The primary goal of healthy eating for school-aged children is to achieve optimal growth while preventing obesity and iron deficiency. The secondary goal is to promote a lifelong healthy relationship with food. Healthy eating during childhood is therefore of two-fold importance.
Healthy eating requires the planning, preparation and provision of regular nutrient dense meals consisting of a variety of foods. Parents must be responsible for food choices while children choose only the quantity eaten. This promotes the ability to self-regulate food intake. Setting a good example while limiting food wars and involving children in food preparation is important for success.
These ABC’s for optimal childhood nutrition will make the task easier.
An Apple a day keeps the doctor away
With the importance of fibre in a healthy diet, this old fashioned saying rings true. Fibre, the roughage we find in wholegrains, legumes, vegetables and fruit, plays a vital role in gut health and therefore the immune system. Probiotic bacteria, living in the gut, feed on fibre, which allows them to thrive. Given that 70 – 80 % of the immune system lives in the gut, a healthy gut is vital for optimal health.
In order to achieve an adequate fibre intake, high fibre foods should feature regularly in a child’s diet.
Breakfast makes a nutritional difference
Children have a small stomach capacity but a high nutrient demand for growth, activity and development. Regular meals, rich in nutrients, are therefore essential to meeting the nutrient requirements of children.
Skipping a meal such as breakfast is not only a lost nutrition opportunity but impacts concentration and energy levels before first break. Children who experience extreme hunger by midmorning are likely to overeat at first break, leaving nothing for lunch time. For children playing sports, attending extra lessons or waiting for late transport, this is not an ideal eating pattern for sustained energy. Furthermore, hunger on arrival at home will lead to overeating and poor food choices in the late afternoon, possibly spoiling supper as well.
Starting the day with a breakfast not only helps a child to achieve their nutrient requirements but also sets a healthy eating pattern in motion which promotes a regulated appetite, mood and energy level.
All meals and snacks should be Colourful

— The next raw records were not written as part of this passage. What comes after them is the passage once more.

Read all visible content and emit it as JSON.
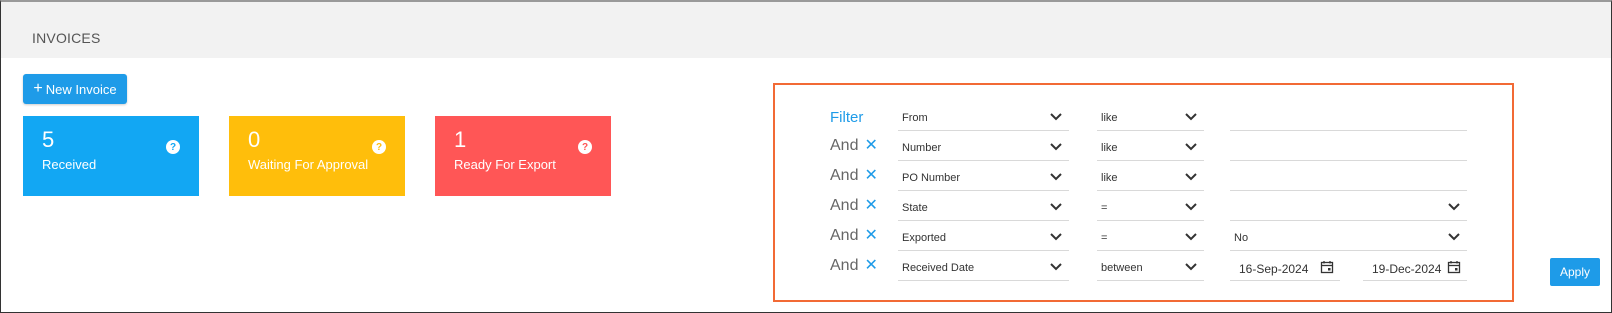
{
  "page": {
    "title": "INVOICES"
  },
  "toolbar": {
    "new_invoice_plus": "+",
    "new_invoice_label": "New Invoice"
  },
  "cards": [
    {
      "count": "5",
      "label": "Received",
      "help": "?"
    },
    {
      "count": "0",
      "label": "Waiting For Approval",
      "help": "?"
    },
    {
      "count": "1",
      "label": "Ready For Export",
      "help": "?"
    }
  ],
  "filter": {
    "title": "Filter",
    "conjunction": "And",
    "remove_glyph": "✕",
    "rows": [
      {
        "field": "From",
        "operator": "like",
        "value": ""
      },
      {
        "field": "Number",
        "operator": "like",
        "value": ""
      },
      {
        "field": "PO Number",
        "operator": "like",
        "value": ""
      },
      {
        "field": "State",
        "operator": "=",
        "value": ""
      },
      {
        "field": "Exported",
        "operator": "=",
        "value": "No"
      },
      {
        "field": "Received Date",
        "operator": "between",
        "value_from": "16-Sep-2024",
        "value_to": "19-Dec-2024"
      }
    ],
    "apply_label": "Apply"
  },
  "colors": {
    "accent": "#1e9be8",
    "card_received": "#12a7f3",
    "card_waiting": "#ffbe0b",
    "card_export": "#ff5656",
    "filter_highlight": "#f26a35"
  },
  "icons": {
    "dropdown": "chevron-down-icon",
    "calendar": "calendar-icon",
    "help": "help-circle-icon",
    "remove": "close-icon"
  }
}
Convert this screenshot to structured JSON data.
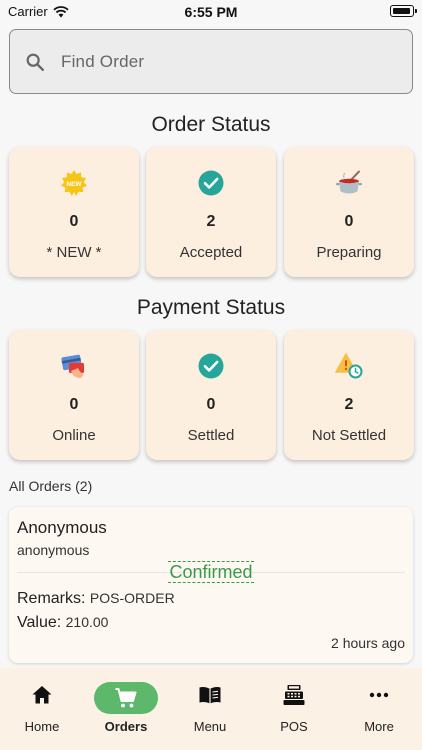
{
  "status_bar": {
    "carrier": "Carrier",
    "time": "6:55 PM"
  },
  "search": {
    "placeholder": "Find Order"
  },
  "order_status": {
    "title": "Order Status",
    "cards": [
      {
        "icon": "new-badge-icon",
        "count": "0",
        "label": "* NEW *"
      },
      {
        "icon": "check-circle-icon",
        "count": "2",
        "label": "Accepted"
      },
      {
        "icon": "cooking-pot-icon",
        "count": "0",
        "label": "Preparing"
      }
    ]
  },
  "payment_status": {
    "title": "Payment Status",
    "cards": [
      {
        "icon": "credit-card-icon",
        "count": "0",
        "label": "Online"
      },
      {
        "icon": "check-circle-icon",
        "count": "0",
        "label": "Settled"
      },
      {
        "icon": "warning-clock-icon",
        "count": "2",
        "label": "Not Settled"
      }
    ]
  },
  "orders": {
    "header": "All Orders (2)",
    "items": [
      {
        "name": "Anonymous",
        "subtitle": "anonymous",
        "status": "Confirmed",
        "remarks_label": "Remarks:",
        "remarks_value": "POS-ORDER",
        "value_label": "Value:",
        "value": "210.00",
        "time": "2 hours ago"
      }
    ]
  },
  "tabbar": {
    "items": [
      {
        "label": "Home",
        "icon": "home-icon"
      },
      {
        "label": "Orders",
        "icon": "cart-icon",
        "active": true
      },
      {
        "label": "Menu",
        "icon": "book-icon"
      },
      {
        "label": "POS",
        "icon": "cash-register-icon"
      },
      {
        "label": "More",
        "icon": "more-dots-icon"
      }
    ]
  },
  "colors": {
    "card_bg": "#fdefe0",
    "accent_green": "#5db86c",
    "confirmed_green": "#3a9a4a",
    "check_teal": "#26a69a",
    "tabbar_bg": "#fcf1e5"
  }
}
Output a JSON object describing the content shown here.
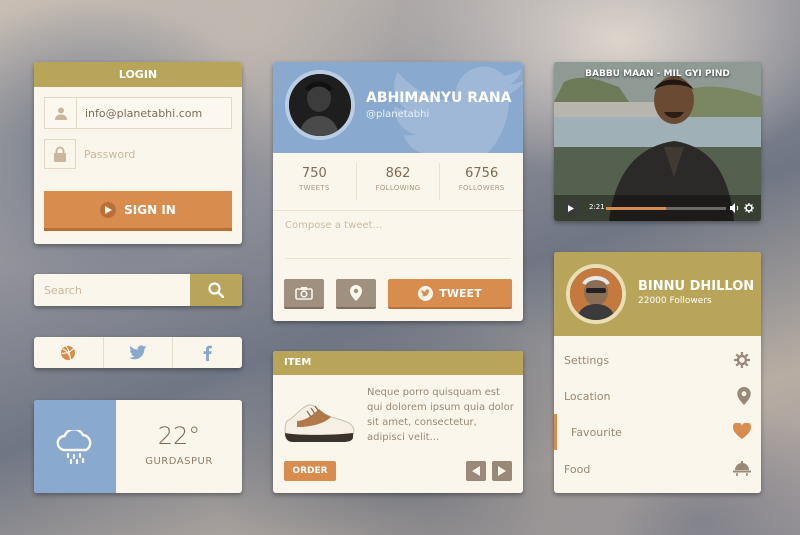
{
  "colors": {
    "gold": "#b9a55a",
    "orange": "#d88c4e",
    "blue": "#8aa9cf",
    "cream": "#fbf6ec",
    "brown_text": "#7d6b55"
  },
  "login": {
    "title": "LOGIN",
    "email_value": "info@planetabhi.com",
    "password_placeholder": "Password",
    "signin_label": "SIGN IN",
    "icons": [
      "user-icon",
      "lock-icon",
      "play-icon"
    ]
  },
  "search": {
    "placeholder": "Search",
    "icon": "search-icon"
  },
  "social": {
    "icons": [
      "dribbble-icon",
      "twitter-icon",
      "facebook-icon"
    ]
  },
  "weather": {
    "temperature": "22°",
    "city": "GURDASPUR",
    "icon": "rain-cloud-icon"
  },
  "profile": {
    "name": "ABHIMANYU RANA",
    "handle": "@planetabhi",
    "stats": [
      {
        "value": "750",
        "label": "TWEETS"
      },
      {
        "value": "862",
        "label": "FOLLOWING"
      },
      {
        "value": "6756",
        "label": "FOLLOWERS"
      }
    ],
    "compose_placeholder": "Compose a tweet...",
    "tweet_label": "TWEET",
    "icons": [
      "camera-icon",
      "location-pin-icon",
      "twitter-icon"
    ]
  },
  "item": {
    "title": "ITEM",
    "description": "Neque porro quisquam est qui dolorem ipsum quia dolor sit amet, consectetur, adipisci velit...",
    "order_label": "ORDER",
    "icons": [
      "shoe-image",
      "arrow-left-icon",
      "arrow-right-icon"
    ]
  },
  "video": {
    "title": "BABBU MAAN - MIL GYI PIND",
    "time": "2:21",
    "progress": 0.5,
    "icons": [
      "play-icon",
      "volume-icon",
      "gear-icon"
    ]
  },
  "usermenu": {
    "name": "BINNU DHILLON",
    "followers": "22000 Followers",
    "items": [
      {
        "label": "Settings",
        "icon": "gear-icon"
      },
      {
        "label": "Location",
        "icon": "location-pin-icon"
      },
      {
        "label": "Favourite",
        "icon": "heart-icon"
      },
      {
        "label": "Food",
        "icon": "food-tray-icon"
      }
    ]
  }
}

Fruits and vegetables should be consumed daily and the easiest way to ensure an adequate intake is to include these nutrient dense, convenient foods with most meals and snacks. Encouraging children to eat vegetables often requires the most perseverance and patience. There is no need to force a child to finish their food but limited exposure leads to a limited intake. Repeated and consistent exposure is far more likely to result in acceptance than the absence of disliked vegetables.
Through serving a variety of vegetables, children are introduced to the concept of a diverse diet. Preparing and eating vegetables daily, as a parent, is a significant opportunity to model desired eating behaviour. If a child is refusing to eat vegetables, this modelling aspect of serving vegetables may be more important initially than the actual consumption of vegetables by the child.
Vegetables and fruits can be included in many creative ways by adding raw vegetables to lunch boxes, keeping fruit visible and serving soups or salads as starters. Adding vegetables at lunch time will help children towards meeting their daily intake in the event that dinner time vegetables are shunned.
Healthy eating is a learned behaviour but once learned, it cannot be unlearned.